Are these words of war? In a sense, yes. These are synonyms for bullying. And they are powerful words. Bullying has become pervasive in our society. From pushing and shoving to wars of words, to ganging up on the weak, to cyber threats and intimidation, these behaviours are disrupting the right to live a happy life.

I think we’ve all been touched in some way by bullying. Whether it was us as children, at work, in the PTA, or through our childrens’ experiences, the aggressive nature of bullying is terribly painful to experience and to watch.

According to Public Safety Canada (

  • roughly 6% of students4 aged 12 to 19, report bullying others on a weekly basis, 8% report that they are victims of bullying weekly, and 1% report that they are both victimized and bully others on a weekly basis (Volk, Craig, Boyce and King, 2003; Rivers and Smith, 1994; Haynie et. al., 2001).
  • Bullying surveys also indicate that many more boys than girls report being victims of bullying and almost all boys named male peers as the aggressors (Totten, Quigley and Morgan, 2004).
  • A recent self report survey on delinquency among Toronto youth indicates that 16% of youths in grades 7 to 9 had been bullied on more than 12 occasions during the year prior to the survey (Statistics Canada, 2007).
I’ve personally experienced bullying in my workplace, through my children, and my own experiences.
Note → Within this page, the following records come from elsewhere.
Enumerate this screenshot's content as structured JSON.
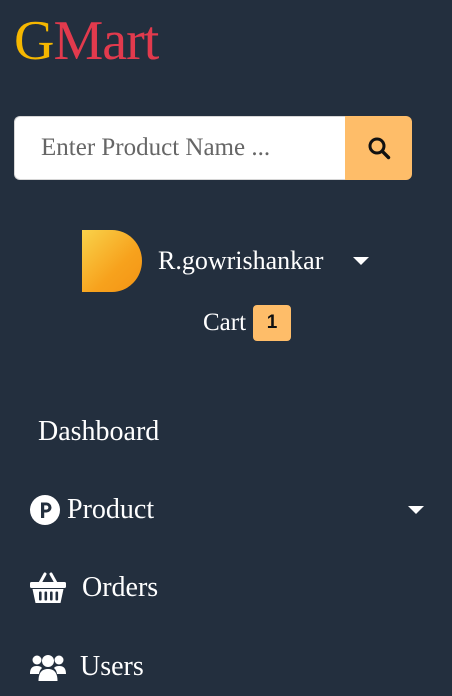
{
  "brand": {
    "first_letter": "G",
    "rest": "Mart",
    "colors": {
      "first_letter": "#f5b700",
      "rest": "#e23a4d"
    }
  },
  "search": {
    "placeholder": "Enter Product Name ...",
    "value": "",
    "button_icon": "search-icon"
  },
  "user": {
    "name": "R.gowrishankar",
    "avatar": "avatar-image"
  },
  "cart": {
    "label": "Cart",
    "count": "1"
  },
  "nav": {
    "dashboard": {
      "label": "Dashboard"
    },
    "product": {
      "label": "Product",
      "icon": "product-p-icon"
    },
    "orders": {
      "label": "Orders",
      "icon": "basket-icon"
    },
    "users": {
      "label": "Users",
      "icon": "users-icon"
    }
  },
  "colors": {
    "background": "#232f3e",
    "accent": "#febd69",
    "text": "#ffffff"
  }
}
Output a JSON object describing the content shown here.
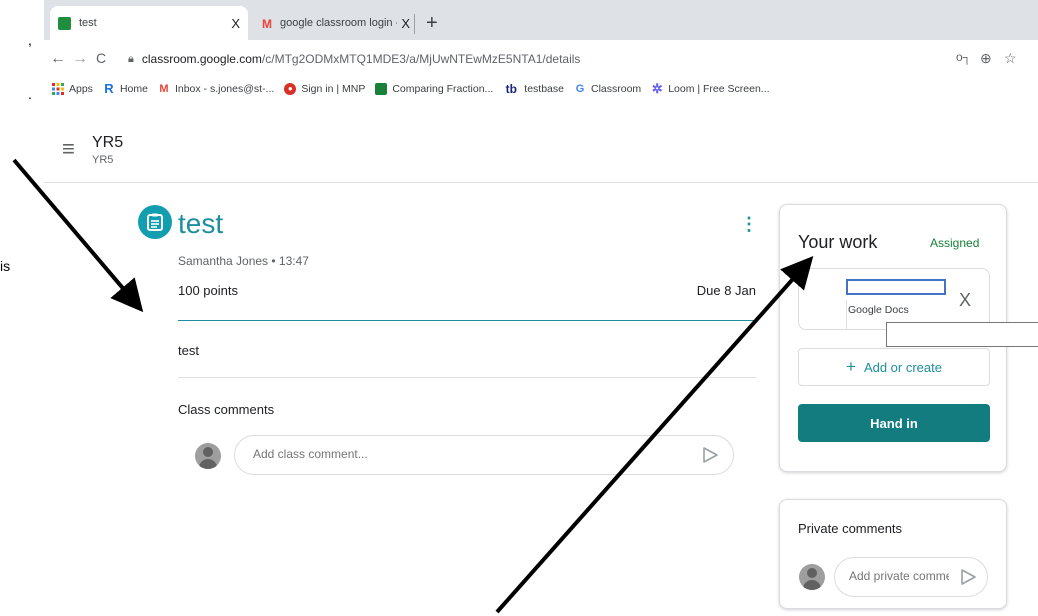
{
  "margin_text": [
    ",",
    ".",
    "is"
  ],
  "browser": {
    "tabs": [
      {
        "title": "test",
        "close": "X",
        "favicon_color": "#1e8e3e"
      },
      {
        "title": "google classroom login - s.jones",
        "close": "X",
        "favicon_color": "#ea4335"
      }
    ],
    "new_tab": "+",
    "minimize": "–",
    "url_host": "classroom.google.com",
    "url_path": "/c/MTg2ODMxMTQ1MDE3/a/MjUwNTEwMzE5NTA1/details",
    "nav": {
      "back": "←",
      "forward": "→",
      "reload": "C"
    },
    "bookmarks": [
      {
        "label": "Apps",
        "icon": "apps-grid-icon",
        "color": "#d93025"
      },
      {
        "label": "Home",
        "icon": "r-icon",
        "color": "#1a73e8"
      },
      {
        "label": "Inbox - s.jones@st-...",
        "icon": "gmail-icon",
        "color": "#ea4335"
      },
      {
        "label": "Sign in | MNP",
        "icon": "mnp-icon",
        "color": "#d93025"
      },
      {
        "label": "Comparing Fraction...",
        "icon": "fraction-icon",
        "color": "#188038"
      },
      {
        "label": "testbase",
        "icon": "tb-icon",
        "color": "#1a237e"
      },
      {
        "label": "Classroom",
        "icon": "google-icon",
        "color": "#4285f4"
      },
      {
        "label": "Loom | Free Screen...",
        "icon": "loom-icon",
        "color": "#625df5"
      }
    ]
  },
  "header": {
    "class_name": "YR5",
    "class_sub": "YR5"
  },
  "assignment": {
    "title": "test",
    "author_time": "Samantha Jones • 13:47",
    "points": "100 points",
    "due": "Due 8 Jan",
    "body": "test",
    "class_comments_title": "Class comments",
    "class_comment_placeholder": "Add class comment..."
  },
  "your_work": {
    "title": "Your work",
    "status": "Assigned",
    "attachment_label": "Google Docs",
    "attachment_remove": "X",
    "add_or_create": "Add or create",
    "hand_in": "Hand in"
  },
  "private_comments": {
    "title": "Private comments",
    "placeholder": "Add private comment..."
  },
  "colors": {
    "accent": "#1e8e9e",
    "hand_in": "#127c7f",
    "assigned": "#188038"
  }
}
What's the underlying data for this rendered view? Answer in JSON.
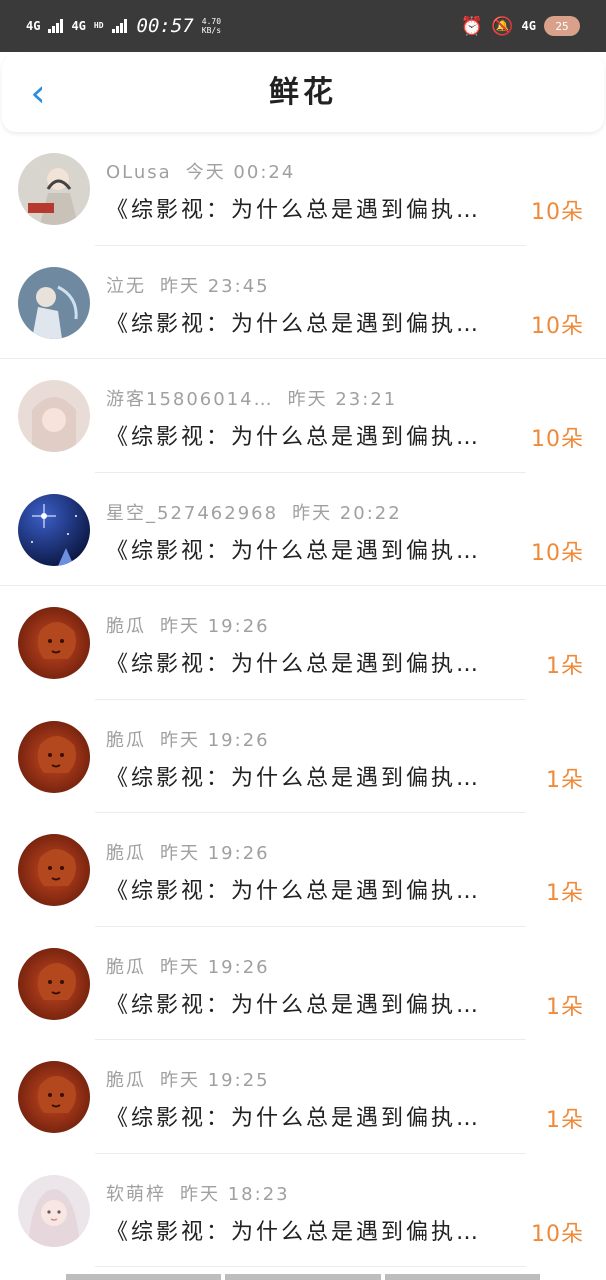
{
  "status_bar": {
    "sim1": "4G",
    "sim2": "4G",
    "sim2_sup": "HD",
    "time": "00:57",
    "speed_value": "4.70",
    "speed_unit": "KB/s",
    "net_right": "4G",
    "battery": "25"
  },
  "header": {
    "back_icon": "‹",
    "title": "鲜花"
  },
  "list": {
    "items": [
      {
        "user": "OLusa",
        "time": "今天 00:24",
        "book": "《综影视：为什么总是遇到偏执…",
        "count": "10朵",
        "avatar": "a1"
      },
      {
        "user": "泣无",
        "time": "昨天 23:45",
        "book": "《综影视：为什么总是遇到偏执…",
        "count": "10朵",
        "avatar": "a2"
      },
      {
        "user": "游客15806014…",
        "time": "昨天 23:21",
        "book": "《综影视：为什么总是遇到偏执…",
        "count": "10朵",
        "avatar": "a3"
      },
      {
        "user": "星空_527462968",
        "time": "昨天 20:22",
        "book": "《综影视：为什么总是遇到偏执…",
        "count": "10朵",
        "avatar": "a4"
      },
      {
        "user": "脆瓜",
        "time": "昨天 19:26",
        "book": "《综影视：为什么总是遇到偏执…",
        "count": "1朵",
        "avatar": "a5"
      },
      {
        "user": "脆瓜",
        "time": "昨天 19:26",
        "book": "《综影视：为什么总是遇到偏执…",
        "count": "1朵",
        "avatar": "a5"
      },
      {
        "user": "脆瓜",
        "time": "昨天 19:26",
        "book": "《综影视：为什么总是遇到偏执…",
        "count": "1朵",
        "avatar": "a5"
      },
      {
        "user": "脆瓜",
        "time": "昨天 19:26",
        "book": "《综影视：为什么总是遇到偏执…",
        "count": "1朵",
        "avatar": "a5"
      },
      {
        "user": "脆瓜",
        "time": "昨天 19:25",
        "book": "《综影视：为什么总是遇到偏执…",
        "count": "1朵",
        "avatar": "a5"
      },
      {
        "user": "软萌梓",
        "time": "昨天 18:23",
        "book": "《综影视：为什么总是遇到偏执…",
        "count": "10朵",
        "avatar": "a6"
      }
    ]
  },
  "colors": {
    "accent_blue": "#2a8ee0",
    "count_orange": "#ef8a3a",
    "meta_gray": "#a0a0a0"
  }
}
It’s devastating- both emotionally and physically. What’s frustrating to watch is that much of the bullying in the schoolyard is directed towards children or teens with special needs. Most recently, in Pickering, Ontario, an 11 year old boy with Muscular Dystrophy committed suicide after being bullied on and off the school yard.
I see so many children who are seemingly lacking in compassion, kindness, and tolerance. Nobody is teaching them that we are all different. Modern parenting is so focused on worrying about self-esteem that many parents are afraid to admit to or challenge bad behaviour. How is a principal supposed to maintain order in a school when parents deny their children’s behaviour or take them to amusement parks when they’re suspended for bullying?.
Don’t get me wrong. I know parenting is tough. I do it everyday. Nobody wants to fight the fight everyday, or admit our child has a problem. But, we chose to have children, and we need to go into it with eyes wide open. We have to bring them up right. It’s our responsibility to set them up for success. If we don’t challenge their behaviour, then how will they learn to be better?
Join for a TwitterChat about kids and bullying .

Follow the hashtag #ourkids and #edchat to join in.

Date: October 5, 2011

Time: 8 pm est.